Data to process:
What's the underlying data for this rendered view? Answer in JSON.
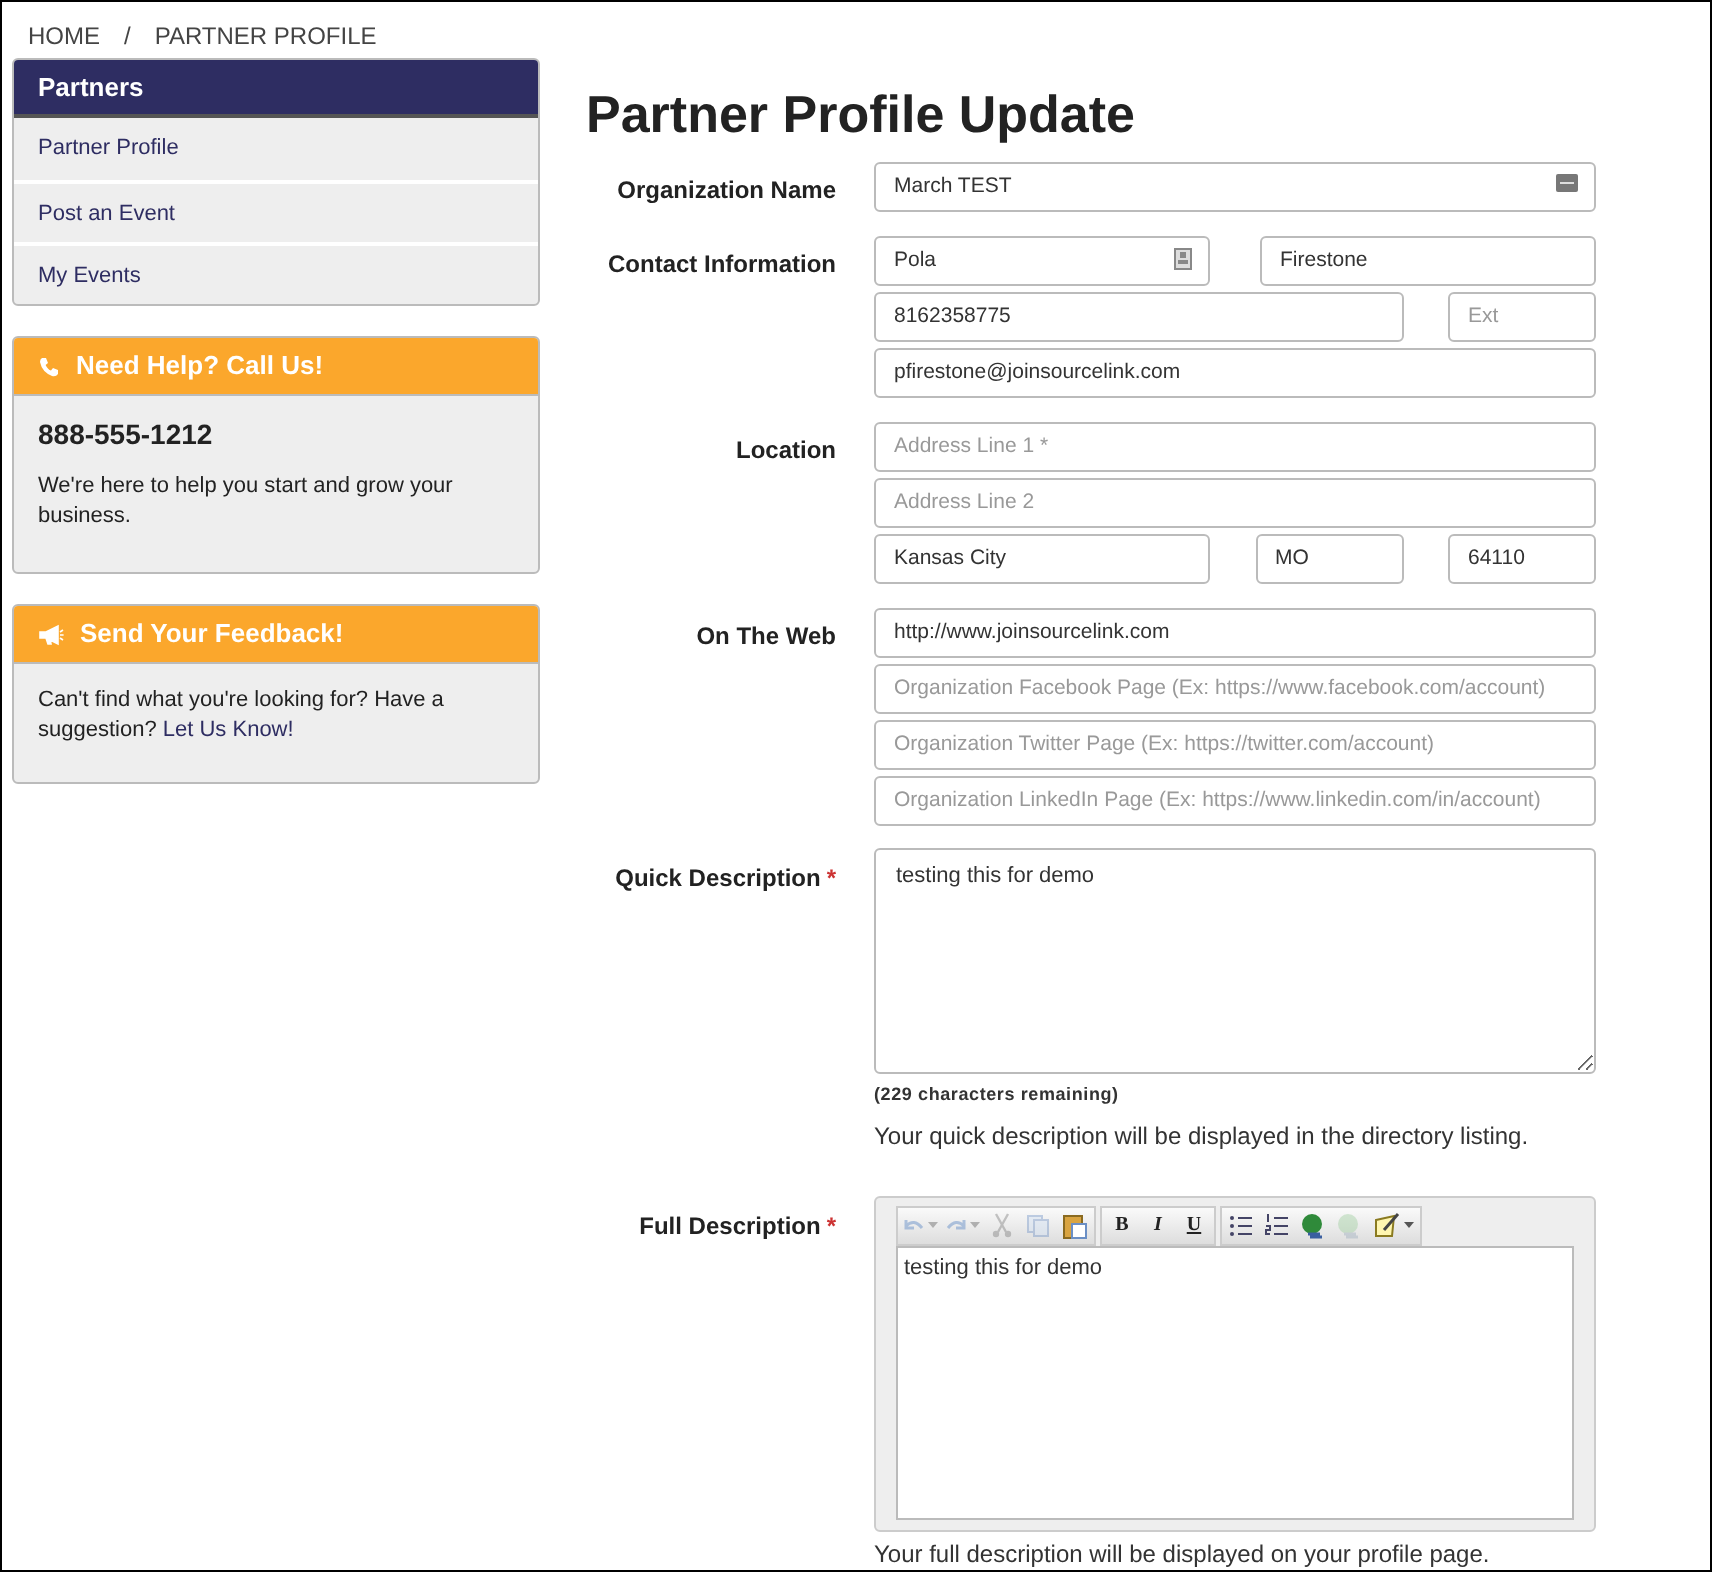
{
  "breadcrumb": {
    "separator": "/",
    "items": [
      "HOME",
      "PARTNER PROFILE"
    ]
  },
  "sidebar": {
    "title": "Partners",
    "items": [
      {
        "label": "Partner Profile"
      },
      {
        "label": "Post an Event"
      },
      {
        "label": "My Events"
      }
    ]
  },
  "help_panel": {
    "title": "Need Help? Call Us!",
    "phone": "888-555-1212",
    "text": "We're here to help you start and grow your business."
  },
  "feedback_panel": {
    "title": "Send Your Feedback!",
    "text": "Can't find what you're looking for? Have a suggestion?",
    "link": "Let Us Know!"
  },
  "page_title": "Partner Profile Update",
  "sections": [
    {
      "label": "Organization Name",
      "rows": [
        [
          {
            "kind": "full",
            "value": "March TEST"
          }
        ]
      ]
    },
    {
      "label": "Contact Information",
      "rows": [
        [
          {
            "kind": "half",
            "value": "Pola"
          },
          {
            "kind": "half",
            "value": "Firestone"
          }
        ],
        [
          {
            "kind": "wide",
            "value": "8162358775"
          },
          {
            "kind": "small",
            "placeholder": "Ext"
          }
        ],
        [
          {
            "kind": "full",
            "value": "pfirestone@joinsourcelink.com"
          }
        ]
      ]
    },
    {
      "label": "Location",
      "rows": [
        [
          {
            "kind": "full",
            "placeholder": "Address Line 1 *"
          }
        ],
        [
          {
            "kind": "full",
            "placeholder": "Address Line 2"
          }
        ],
        [
          {
            "kind": "half",
            "value": "Kansas City"
          },
          {
            "kind": "small",
            "value": "MO"
          },
          {
            "kind": "small",
            "value": "64110"
          }
        ]
      ]
    },
    {
      "label": "On The Web",
      "rows": [
        [
          {
            "kind": "full",
            "value": "http://www.joinsourcelink.com"
          }
        ],
        [
          {
            "kind": "full",
            "placeholder": "Organization Facebook Page (Ex: https://www.facebook.com/account)"
          }
        ],
        [
          {
            "kind": "full",
            "placeholder": "Organization Twitter Page (Ex: https://twitter.com/account)"
          }
        ],
        [
          {
            "kind": "full",
            "placeholder": "Organization LinkedIn Page (Ex: https://www.linkedin.com/in/account)"
          }
        ]
      ]
    }
  ],
  "quick_description": {
    "label": "Quick Description",
    "required_mark": "*",
    "value": "testing this for demo",
    "remaining": "(229 characters remaining)",
    "help": "Your quick description will be displayed in the directory listing."
  },
  "full_description": {
    "label": "Full Description",
    "required_mark": "*",
    "value": "testing this for demo",
    "help": "Your full description will be displayed on your profile page.",
    "toolbar": [
      [
        {
          "kind": "undo",
          "disabled": true
        },
        {
          "kind": "redo",
          "disabled": true
        },
        {
          "kind": "cut",
          "disabled": true
        },
        {
          "kind": "copy",
          "disabled": true
        },
        {
          "kind": "paste",
          "disabled": false
        }
      ],
      [
        {
          "kind": "text",
          "label": "B",
          "disabled": false
        },
        {
          "kind": "text",
          "label": "I",
          "disabled": false
        },
        {
          "kind": "text",
          "label": "U",
          "disabled": false
        }
      ],
      [
        {
          "kind": "bullets",
          "disabled": false
        },
        {
          "kind": "numbers",
          "disabled": false
        },
        {
          "kind": "link",
          "disabled": false
        },
        {
          "kind": "unlink",
          "disabled": true
        },
        {
          "kind": "format",
          "disabled": false
        }
      ]
    ]
  }
}
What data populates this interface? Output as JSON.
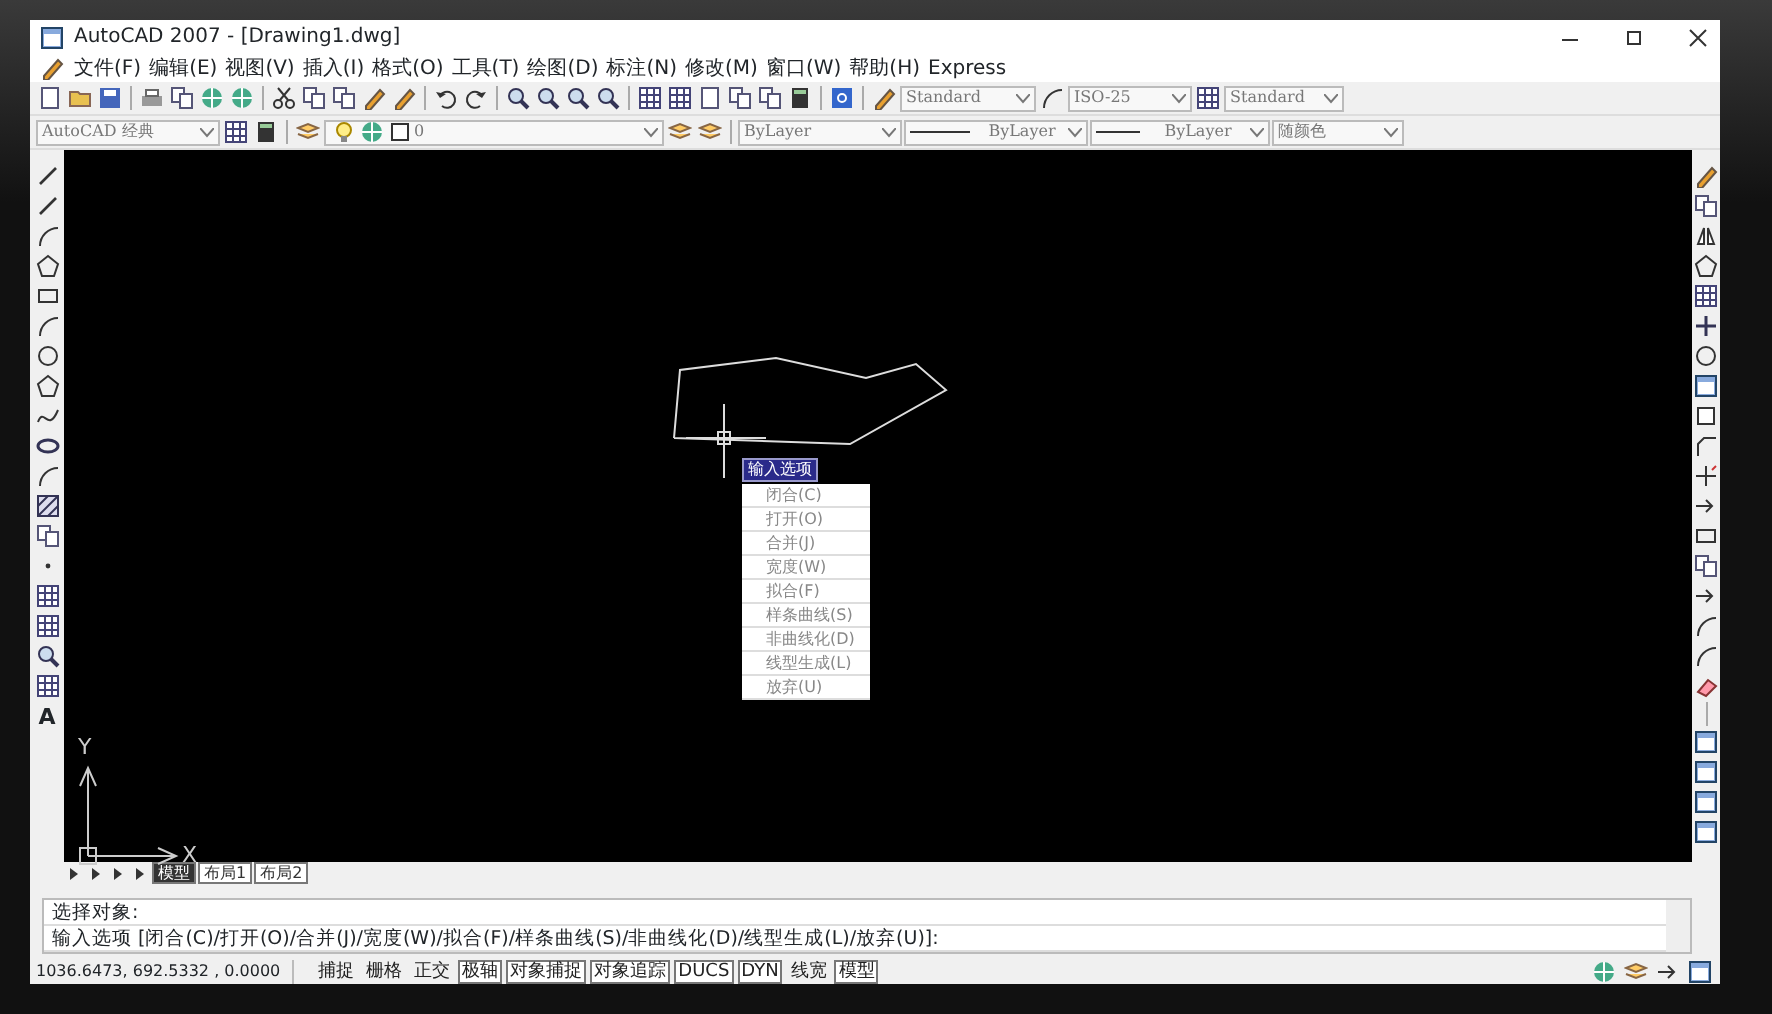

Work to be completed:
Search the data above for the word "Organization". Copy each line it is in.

Response to the exercise:
      "label": "Organization Name",
            "placeholder": "Organization Facebook Page (Ex: https://www.facebook.com/account)"
            "placeholder": "Organization Twitter Page (Ex: https://twitter.com/account)"
            "placeholder": "Organization LinkedIn Page (Ex: https://www.linkedin.com/in/account)"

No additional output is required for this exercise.